Dr. Amy Kuceyeski
Photo credit: Weill Cornell Art & Photography

The second study, published in Human Brain Mapping in February, focused on patients with ischemic stroke who were being treated by physicians in the Division of Rehabilitation Medicine at Weill Cornell. Using data collected by Dr. Michael O’Dell, a professor of clinical rehabilitation medicine, and Dr. Joan Toglia, a senior lecturer in rehabilitation medicine, the investigators reviewed patients’ ability to complete 18 cognitive and physical tasks using tests that assessed everything from their motor ability to their attention to their ability to live independently. Along with these findings, researchers also analyzed damage to the connective tracts between different brain regions in an effort to form correlations between brain damage and the individual’s impairment.

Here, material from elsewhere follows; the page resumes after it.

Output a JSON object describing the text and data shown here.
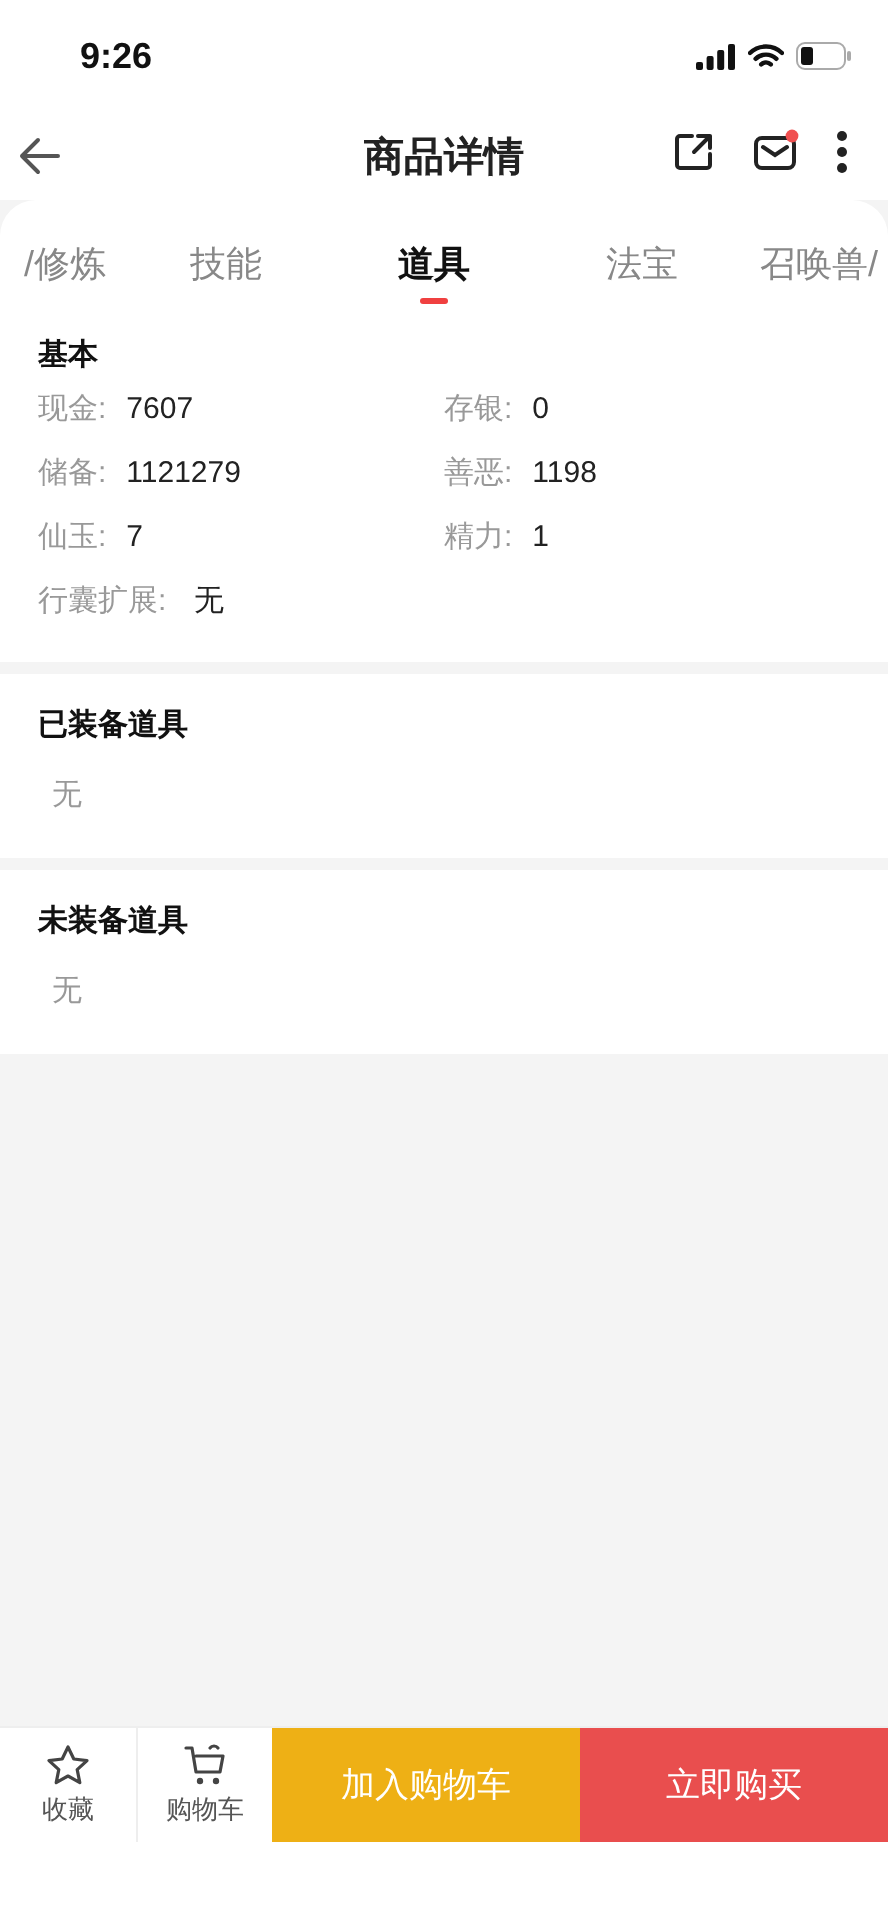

Because many of these functions – like activities of daily living – employ multiple brain regions, it’s not as easy to predict how a brain lesion will impact a patient. Nevertheless, the researchers explored these more elusive functions and mapped them to their corresponding brain locations.

The investigators found that the NeMo tool predicted impairments, on average, two to three times more accurately than predictions based on patient information — age, gender, etc. — and lesion size alone. Additionally, findings about processing speed mirrored the MS study, with damage to the connective tracts of visual areas once again corresponding to processing speed impairments. Obtaining the same outcome in a different population demonstrated that the NeMo tool was reliable and effective, and gives further confidence in the structure-function mapping of processing speed.

“The location in the brain of a patient’s disease or impairment really matters,” Dr. Kuceyeski said. “There was no quantitative map to go between where the brain lesion is and what impairment the person is going to have. The whole idea behind this work was trying to quantify those relationships with the ultimate goal of improving clinical care.”

Weill Cornell Medical Colleg